Framing the West: The Survey Photographs of Timothy H. O’Sullivan

Thumbnail
Author
Toby Jurovics, Carol M. Johnson, Glenn Willumson, and William F. Stapp
Co-Publisher
Copublished with Yale University Press in cooperation with the Library of Congress and the Smithsonian American Art Museum
Year Published
2010
Number of Pages
255 pp.: ill. (158 black and white)
ISBN Hardcover
978-0-300-15891-5
Dimensions
9 3/4 x 11 1/2 in.
Description

Few photographers have captured more compelling images of the untamed American West than Timothy H. O’Sullivan. Trained under Mathew Brady and Alexander Gardner, O’Sullivan accompanied two government surveys of the West in the 1860s and 1870s with geologist Clarence King and Lieutenant George M. Wheeler.

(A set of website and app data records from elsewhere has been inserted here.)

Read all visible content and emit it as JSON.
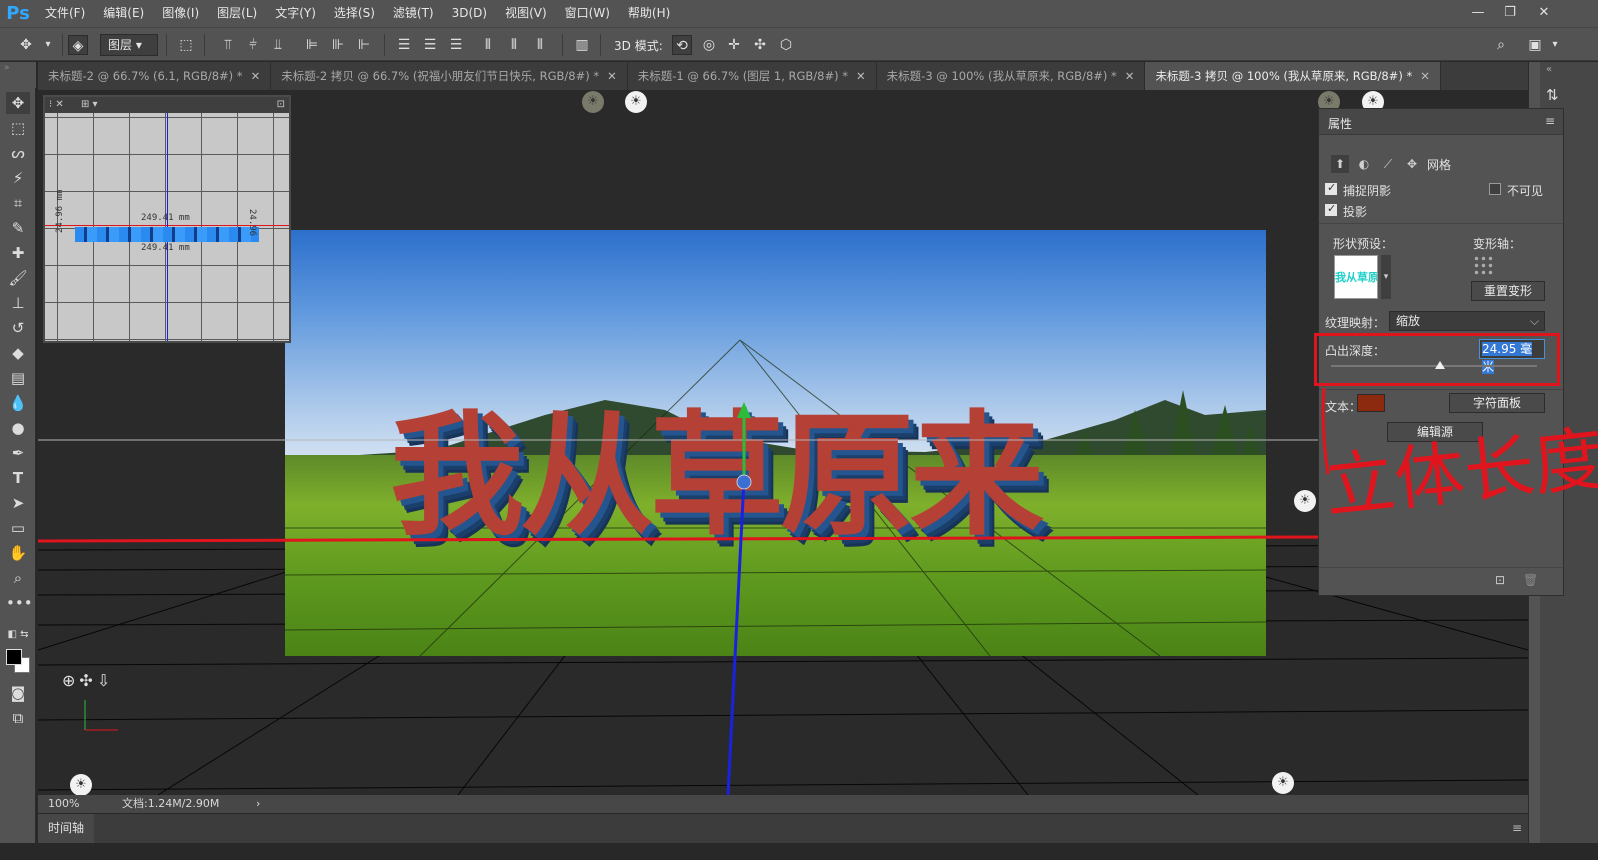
{
  "menubar": {
    "logo": "Ps",
    "items": [
      "文件(F)",
      "编辑(E)",
      "图像(I)",
      "图层(L)",
      "文字(Y)",
      "选择(S)",
      "滤镜(T)",
      "3D(D)",
      "视图(V)",
      "窗口(W)",
      "帮助(H)"
    ]
  },
  "options": {
    "layer_select": "图层",
    "mode3d_label": "3D 模式:"
  },
  "tabs": [
    {
      "label": "未标题-2 @ 66.7% (6.1, RGB/8#) *",
      "active": false
    },
    {
      "label": "未标题-2 拷贝 @ 66.7% (祝福小朋友们节日快乐, RGB/8#) *",
      "active": false
    },
    {
      "label": "未标题-1 @ 66.7% (图层 1, RGB/8#) *",
      "active": false
    },
    {
      "label": "未标题-3 @ 100% (我从草原来, RGB/8#) *",
      "active": false
    },
    {
      "label": "未标题-3 拷贝 @ 100% (我从草原来, RGB/8#) *",
      "active": true
    }
  ],
  "canvas": {
    "title_text": "我从草原来"
  },
  "navigator": {
    "meas_top": "249.41 mm",
    "meas_bottom": "249.41 mm",
    "meas_left": "24.96 mm",
    "meas_right": "24.96"
  },
  "properties": {
    "title": "属性",
    "grid_label": "网格",
    "catch_shadow": "捕捉阴影",
    "cast_shadow": "投影",
    "invisible": "不可见",
    "shape_preset_label": "形状预设：",
    "shape_preview_text": "我从草原来",
    "deform_axis_label": "变形轴：",
    "reset_deform": "重置变形",
    "texture_map_label": "纹理映射：",
    "texture_map_value": "缩放",
    "extrude_label": "凸出深度：",
    "extrude_value": "24.95 毫米",
    "extrude_slider_level": 0.53,
    "text_label": "文本：",
    "text_color": "#8b2a0e",
    "char_panel": "字符面板",
    "edit_source": "编辑源"
  },
  "annotation": {
    "text": "立体长度",
    "color": "#e0141c"
  },
  "status": {
    "zoom": "100%",
    "doc": "文档:1.24M/2.90M"
  },
  "timeline": {
    "tab": "时间轴"
  }
}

Along these journeys, O’Sullivan produced photographs that exhibit a forthright and rigorous style formed in response to the landscapes he encountered. Faced with challenging terrain and lacking previous photographic examples on which to rely, O’Sullivan created a body of work that was without precedent in its visual and emotional complexities.

Framing the West presents three essays that interpret O’Sullivan's photographs and assess his continuing influence on the larger photographic canon. The book features previously unpublished and rarely seen images and serves as a field guide for O’Sullivan's original prints, reproducing them for the first time in sequence with the chronology of their production.

 

To purchase, write to PubOrd@si.edu.

Hardcover, $65.00

More Books

Harlem Heroes: Photographs by Carl Van Vechten

Author Carl Van Vechten (1880–1964) began making portraits in 1932. Over the next three decades, he asked writers, musicians, athletes, politicians, and others to sit for him—many of them central figures in the Harlem Renaissance. Harlem Heroes: Photographs by Carl Van Vechten features thirty-nine images of men and women who not only fueled the New Negro movement, but also transformed the broader American culture—including James Baldwin, Ossie Davis, W.E.B. Du Bois, Ella Fitzgerald, Althea Gibson, Langston Hughes, Bill “Bojangles” Robinson, Bessie Smith, and others. The book includes an essay by John Jacob and biographical sketches for each sitter.

American Photographs: The First Century from the Isaacs Collection in the National Museum of American Art

Publisher
Stinehaur Press
In the nineteenth century, people from all walks of life embraced the new medium of photography with unparalleled enthusiasm. For artist and inventor Samuel F. B. Morse, it was “one of the beauties of the age.” Edgar Allan Poe hailed photography as “the most important, and perhaps the most extraordinary triumph of modern science.” Here was a medium, it was proposed, that could serve as a mirror of nature, suggesting new possibilities to artists. For the average citizen, less concerned with art or science, the medium offered a satisfying way to record his or her private world—family, friends, homes, and farms.